Paris: On a day of adieus at the French Open, Maria Sharapova managed to stick around.
Trailing through most of the third set in her toughest test since shoulder surgery, Sharapova pulled out a 6-2, 1-6, 8-6 victory over 11th-seeded Nadia Petrova on Wednesday to reach the third round at Roland Garros, her return to Grand Slam tennis.
"I kind of started stumbling away. Things went in the wrong direction," said Sharapova, who missed the US Open and Australian Open. "I was just glad I could pick myself up and keep fighting."
FRENCH KISS: Russia's Maria Sharapova blows a kiss to the public after defeating compatriot Nadia Petrova.
That she did: Five times, Petrova was one point away from serving for the match. But Sharapova didn't allow her to convert those chances.
"She really showed, even though she has been out for a while, she's willing to compete till the end," Petrova acknowledged.
Sharapova's French Open continues, as does Rafael Nadal's winning streak at Roland Garros — which he extended to a tournament-record 30 matches — but there will be no more trips to the clay-court major for Marat Safin or Fabrice Santoro.
Both are retiring at season's end, and both bowed out Wednesday, albeit in quite contrasting ways, which is fitting, given their polar-opposite styles of play and personalities.
The big-hitting, loud-talking Safin succumbed after a 4½-hour, five-set bit of theater; the spin-mixing, gentlemanly Santoro played all of eight minutes to conclude his loss to Christophe Rochus in a match suspended the night before by darkness.
"My game style was out of date when I arrived on the tour. I got on the tour in the '90s, and my style dated back to the '70s," said Santoro, who tied a French Open record by playing in his 20th French Open. "So when I arrived, I was, you know, 20 years late already."
Safin, meanwhile, entertained as only he can, diving for shots, kicking at the clay in disgust, and gesturing at fans to make even more noise when they got on his case for arguing calls.
The two-time major title winner eventually was beaten by 134th-ranked Josselin Ouanna of France 7-6 (2), 7-6 (4), 4-6, 3-6, 10-8.
"I played terrible," the 20th-seeded Safin said.
He was done as dusk fell, around the time Venus Williams lost the first set of her match against Lucie Safarova. They were told to pack up, because there wasn't enough light.
Winners included No. 3 Andy Murray, No. 7 Gilles Simon — who eliminated Robert Kendrick, making Andy Roddick the only US man left — No. 8 Fernando Verdasco and Lleyton Hewitt, who faces Nadal next.
Safin's younger sister, No. 1-ranked Dinara Safina, won in straight sets, as did defending champion Ana Ivanovic and 16-year-old Michelle Larcher de Brito of Portugal, who upset No. 15 Zheng Jie of China.
Sharapova had a much longer day's work.
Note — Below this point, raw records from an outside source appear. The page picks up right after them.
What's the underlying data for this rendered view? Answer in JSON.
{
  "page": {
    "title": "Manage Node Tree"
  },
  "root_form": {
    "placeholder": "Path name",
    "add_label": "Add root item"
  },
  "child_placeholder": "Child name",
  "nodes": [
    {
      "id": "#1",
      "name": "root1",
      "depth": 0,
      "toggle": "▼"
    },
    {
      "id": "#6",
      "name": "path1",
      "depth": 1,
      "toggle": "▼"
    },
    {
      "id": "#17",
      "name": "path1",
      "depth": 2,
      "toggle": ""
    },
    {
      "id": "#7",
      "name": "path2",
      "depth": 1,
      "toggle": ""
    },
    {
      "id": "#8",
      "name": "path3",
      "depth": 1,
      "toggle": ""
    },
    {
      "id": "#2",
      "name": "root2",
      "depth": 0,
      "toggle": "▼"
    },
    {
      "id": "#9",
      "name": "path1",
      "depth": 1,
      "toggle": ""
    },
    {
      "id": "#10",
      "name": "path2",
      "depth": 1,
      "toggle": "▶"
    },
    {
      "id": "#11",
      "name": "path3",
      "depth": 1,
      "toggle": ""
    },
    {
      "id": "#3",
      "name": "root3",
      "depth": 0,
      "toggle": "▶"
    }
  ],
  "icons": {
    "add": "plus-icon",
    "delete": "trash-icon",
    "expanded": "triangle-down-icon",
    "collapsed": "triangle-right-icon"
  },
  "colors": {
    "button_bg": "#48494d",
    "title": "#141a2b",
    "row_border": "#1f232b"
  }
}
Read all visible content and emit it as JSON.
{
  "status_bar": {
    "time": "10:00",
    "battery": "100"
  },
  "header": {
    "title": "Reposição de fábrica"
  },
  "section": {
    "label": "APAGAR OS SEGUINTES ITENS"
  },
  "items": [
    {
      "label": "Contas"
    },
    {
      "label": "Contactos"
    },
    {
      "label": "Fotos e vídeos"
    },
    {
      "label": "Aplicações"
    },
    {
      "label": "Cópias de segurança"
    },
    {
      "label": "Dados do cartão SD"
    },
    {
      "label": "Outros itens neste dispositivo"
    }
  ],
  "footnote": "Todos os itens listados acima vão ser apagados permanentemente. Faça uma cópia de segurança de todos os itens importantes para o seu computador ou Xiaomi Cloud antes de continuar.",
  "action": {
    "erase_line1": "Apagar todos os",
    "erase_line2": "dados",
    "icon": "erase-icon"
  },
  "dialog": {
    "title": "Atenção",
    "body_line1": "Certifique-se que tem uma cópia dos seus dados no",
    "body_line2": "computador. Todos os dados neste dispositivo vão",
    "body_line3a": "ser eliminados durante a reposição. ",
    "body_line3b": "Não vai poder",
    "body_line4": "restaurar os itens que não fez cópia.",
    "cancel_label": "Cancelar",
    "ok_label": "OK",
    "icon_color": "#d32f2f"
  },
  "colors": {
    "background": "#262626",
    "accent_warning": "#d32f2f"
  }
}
But that's OK with her.
The Russian was so disappointed to miss the US Open and Olympics last year, she couldn't bear to watch on TV. By the time the Australian Open came around in January, Sharapova found herself tuning in, then being inspired to head to the gym late at night.
"I know what I'm capable of out there. I know what I've done before. And I know I can do it again and even better," said Sharapova, once ranked No. 1 and now 102nd.
There were moments Wednesday when Sharapova looked as if she'd never been away, pushing Petrova this way and that — particularly while winning the first set's last five games.
There also were moments when Sharapova appeared a step slow — particularly while losing second set's last five games.
So Sharapova found herself playing her second straight three-setter, with rain falling and the temperature in the low 50s. Both women draped towels over their legs during changeovers, and Petrova donned a jacket.
But Sharapova saved six break points in the final set, serving well when absolutely necessary.
"She didn't give me any chance," said Petrova, twice a French Open semifinalist.
When Petrova sent a forehand wide to end the match, Sharapova covered her face with her fists. A moment later, she glanced at the players' guest seats, normally where her father sits. But he isn't at the French Open, because, as Sharapova put it: "After I won my third Grand Slam, he said, 'Look, I like hiking and skiing a lot,' and he kind of wanted to pursue that. So he's currently enjoying his life."
And his daughter is once again enjoying hers. She smiled as she looked up at her coach, Michael Joyce, who traveled back and forth weekly between Los Angeles and Phoenix with Sharapova when she was rehabilitating her shoulder. As Sharapova beamed, Joyce stood and pounded his right fist over his heart.